If the area is wet when a fertilizer is spread and additional rain is not soon expected, evaporating water can pick up the ammonia released from the urea and be lost. Temperatures greater than 50 degrees Fahrenheit and pH’s greater than 6.5 can significantly increase the rate of urea conversion to ammonia gasses.
Do not apply urea-based fertilizers to the surface of fields that have been limed within the last three months, especially if 2 or more tons of lime per acre was applied, unless the fertilizer is incorporated, because nitrogen loss will occur.
To stop ammonia volatilization from urea, the urea must be tied up by the soil. To get urea in direct contact with soil, it is beneficial to have enough rain to wash the urea from plant residue into the soil.

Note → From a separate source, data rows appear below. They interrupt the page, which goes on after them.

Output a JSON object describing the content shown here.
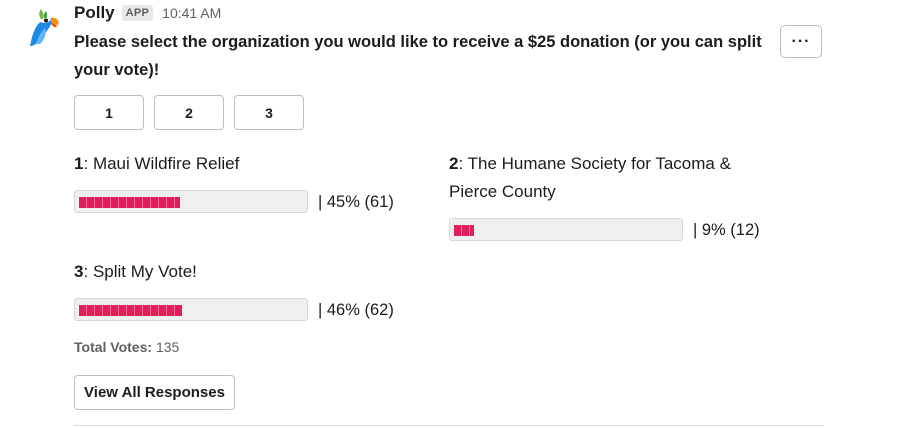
{
  "app": {
    "name": "Polly",
    "badge": "APP",
    "timestamp": "10:41 AM",
    "icon": "polly-parrot-logo"
  },
  "message": {
    "text": "Please select the organization you would like to receive a $25 donation (or you can split your vote)!"
  },
  "more_button": {
    "icon": "more-horizontal-icon",
    "label": "···"
  },
  "vote_buttons": [
    {
      "label": "1"
    },
    {
      "label": "2"
    },
    {
      "label": "3"
    }
  ],
  "options": [
    {
      "number": "1",
      "separator": ":",
      "name": "Maui Wildfire Relief",
      "stat": "| 45% (61)",
      "percent": 45,
      "votes": 61
    },
    {
      "number": "2",
      "separator": ":",
      "name": "The Humane Society for Tacoma & Pierce County",
      "stat": "| 9% (12)",
      "percent": 9,
      "votes": 12
    },
    {
      "number": "3",
      "separator": ":",
      "name": "Split My Vote!",
      "stat": "| 46% (62)",
      "percent": 46,
      "votes": 62
    }
  ],
  "total": {
    "label": "Total Votes:",
    "value": "135"
  },
  "view_all_button": {
    "label": "View All Responses"
  },
  "colors": {
    "bar_fill": "#e01e5a",
    "bar_track": "#efefef",
    "text": "#1d1c1d",
    "muted": "#616061"
  }
}
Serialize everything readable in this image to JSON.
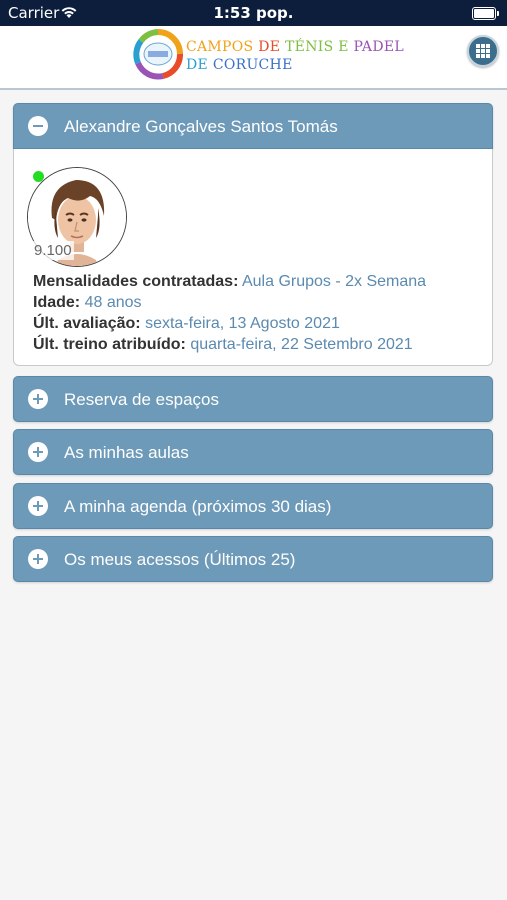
{
  "status_bar": {
    "carrier": "Carrier",
    "time": "1:53 pop."
  },
  "header": {
    "logo_icon": "club-logo",
    "brand_line1": [
      "CAMPOS",
      "DE",
      "TÉNIS E",
      "PADEL"
    ],
    "brand_line2": [
      "DE",
      "CORUCHE"
    ],
    "menu_icon": "grid-menu-icon"
  },
  "profile": {
    "name": "Alexandre Gonçalves Santos Tomás",
    "score": "9.100",
    "online": true,
    "fields": [
      {
        "label": "Mensalidades contratadas:",
        "value": "Aula Grupos - 2x Semana"
      },
      {
        "label": "Idade:",
        "value": "48 anos"
      },
      {
        "label": "Últ. avaliação:",
        "value": "sexta-feira, 13 Agosto 2021"
      },
      {
        "label": "Últ. treino atribuído:",
        "value": "quarta-feira, 22 Setembro 2021"
      }
    ]
  },
  "sections": [
    {
      "title": "Reserva de espaços"
    },
    {
      "title": "As minhas aulas"
    },
    {
      "title": "A minha agenda (próximos 30 dias)"
    },
    {
      "title": "Os meus acessos (Últimos 25)"
    }
  ],
  "colors": {
    "panel_header": "#6d9ab8",
    "value_text": "#5b8ab0",
    "status_bar": "#0c1e3c"
  }
}
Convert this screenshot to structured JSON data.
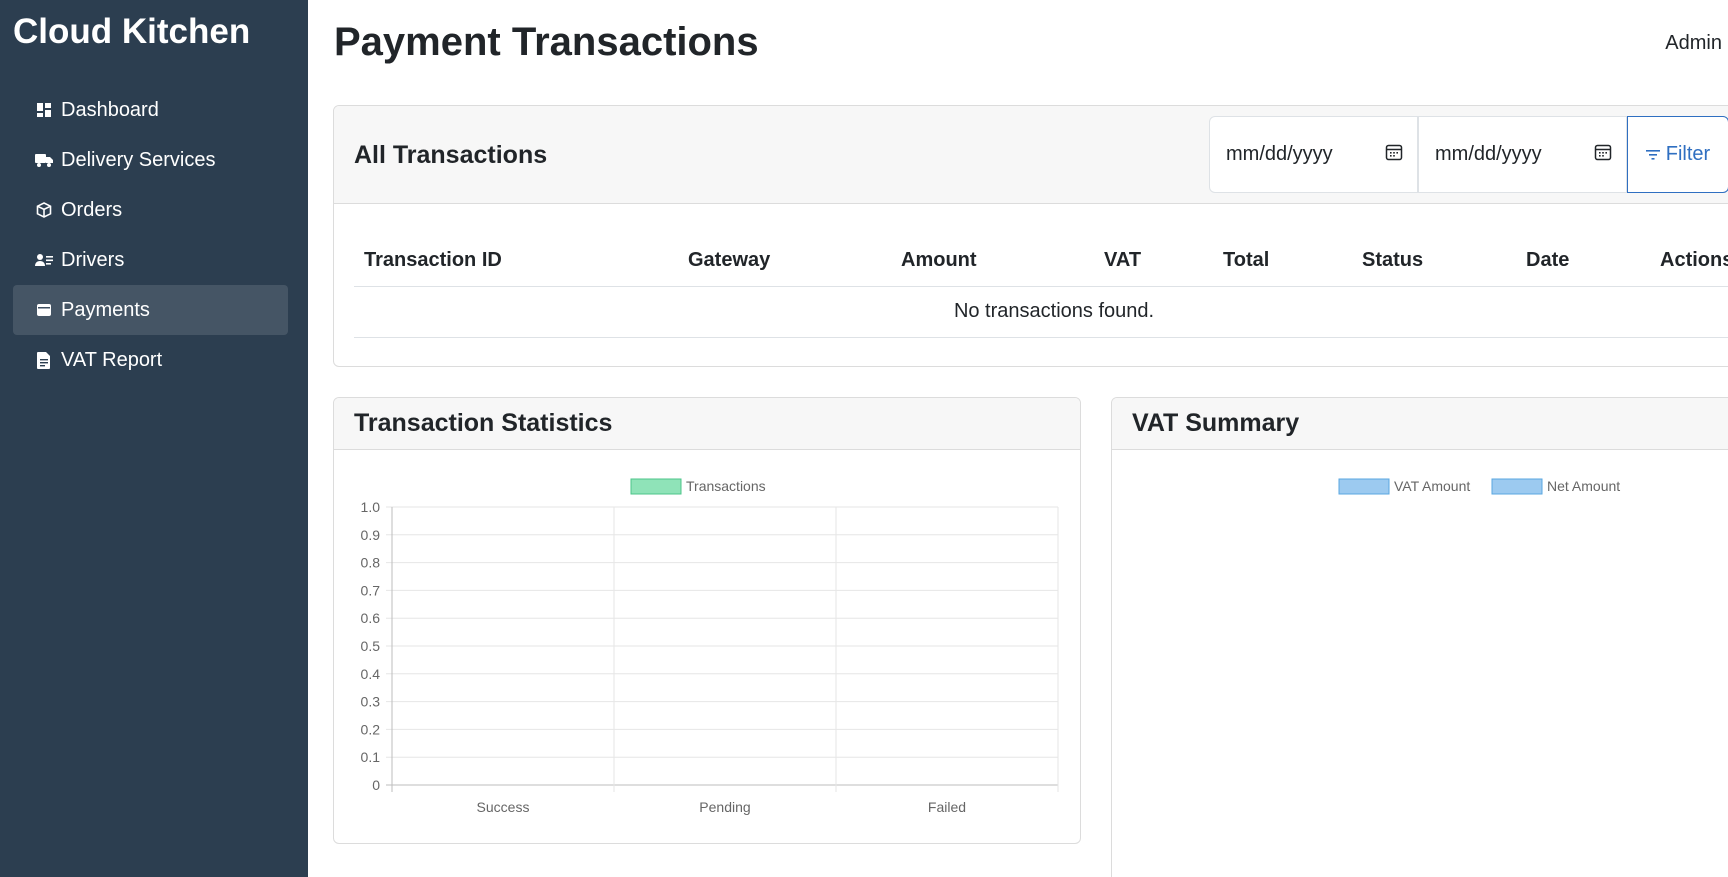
{
  "app": {
    "title": "Cloud Kitchen"
  },
  "sidebar": {
    "items": [
      {
        "label": "Dashboard",
        "icon": "dashboard-icon",
        "active": false
      },
      {
        "label": "Delivery Services",
        "icon": "truck-icon",
        "active": false
      },
      {
        "label": "Orders",
        "icon": "box-icon",
        "active": false
      },
      {
        "label": "Drivers",
        "icon": "person-list-icon",
        "active": false
      },
      {
        "label": "Payments",
        "icon": "wallet-icon",
        "active": true
      },
      {
        "label": "VAT Report",
        "icon": "file-text-icon",
        "active": false
      }
    ]
  },
  "header": {
    "title": "Payment Transactions",
    "user": "Admin"
  },
  "transactions": {
    "title": "All Transactions",
    "start_date": {
      "placeholder": "mm/dd/yyyy"
    },
    "end_date": {
      "placeholder": "mm/dd/yyyy"
    },
    "filter_label": "Filter",
    "columns": [
      "Transaction ID",
      "Gateway",
      "Amount",
      "VAT",
      "Total",
      "Status",
      "Date",
      "Actions"
    ],
    "empty_message": "No transactions found."
  },
  "stats": {
    "title": "Transaction Statistics"
  },
  "vat_summary": {
    "title": "VAT Summary"
  },
  "colors": {
    "sidebar_bg": "#2c3e50",
    "accent": "#2f6fc1",
    "transactions_series": "#8fe3b8",
    "vat_series": "#9ccaf0"
  },
  "chart_data": [
    {
      "type": "bar",
      "categories": [
        "Success",
        "Pending",
        "Failed"
      ],
      "series": [
        {
          "name": "Transactions",
          "values": [
            0,
            0,
            0
          ]
        }
      ],
      "ylim": [
        0,
        1.0
      ],
      "yticks": [
        "1.0",
        "0.9",
        "0.8",
        "0.7",
        "0.6",
        "0.5",
        "0.4",
        "0.3",
        "0.2",
        "0.1",
        "0"
      ],
      "grid": true,
      "legend": "top-center"
    },
    {
      "type": "pie",
      "series": [
        {
          "name": "VAT Amount",
          "values": []
        },
        {
          "name": "Net Amount",
          "values": []
        }
      ],
      "legend": "top-center"
    }
  ]
}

If residue is very light, .25 to .5 inches of rain is enough to dissolve the urea and wash it into the soil. If heavy plant residue covers the soil, .5 inches or greater rainfall is required.
Other forms of nitrogen such as ammonium sulfate or ammonium nitrate could be used to reduce volatilization, but may be hard to find unless you make special purchasing arrangements.
Pastures. Grasses and legumes in a pasture require the same nutrients as those in meadows. Do you need to put as much fertilizer on your pastures as you do your hay fields? Probably not, because as cows consume forages they also return approximately 66 percent of the phosphorus and 92 percent of the potassium to the field in their manure.
Are the nutrients evenly distributed back on the pasture? This depends a great deal on your management. When cows are confined to a specific area for a short period of time and rotationally grazed, studies have shown manure deposits to be evenly distributed over the entire area.
If cows are continuously allowed to roam over large areas as they choose, manure deposits (your nutrients), are moved to the loafing areas where the herd spends most of the day. This may be around watering troughs or in a tree line/woods.
Fertilizer applications in pastures should be done at times determined by your livestock’s forage needs. If you need additional forage early in the spring, fertilizing up to one-third of your pastures may be needed.
Generally, grass and legume forages grow quickly in the spring (spring flush) without additional fertilizers. Early spring fertilization in pastures may compound problems associated with spring grass growth, such as grass tetany. Early to mid-June is usually a better time to spread fertilizer on pastures to boost production before hot, dry weather arrives.
Many farm managers also make fertilizer applications to a portion of their pastures again in early August, then remove the livestock. This allows them to stockpile the forage growth for use later in the fall and winter to reduce stored feed needs.
So what does all this mean? Usually a specific blend of nutrients and proper timing of application are needed in most fields to maximize production. In most cases this requires a soil test and planning for the application to be done at a time you will not loose a large portion of the nitrogen to volatilization.
More than once. Multiple applications may be warranted to make the best use of the nutrients. Cost of nutrients must also be considered when trying to determine the best fertilizer to use.
Randomly spreading fertilizer nutrients is kind of like using a road map when you don’t know where you are going. You can see different routes going many different places, but if you don’t know where you are going you can’t choose the best route to get there.
For more information stop by your local extension office and ask for the OSU Agronomy Guide, Bulletin 472. This bulletin has chapters that discuss production practices, fertilization and lime recommendations for forage crops.
(The author is an OSU Extension Agriculture and Natural Resources Extension Educator in Monroe County, Ohio. Questions or comments can be sent in care of Farm and Dairy, P.O. Box 38, Salem OH 44460.)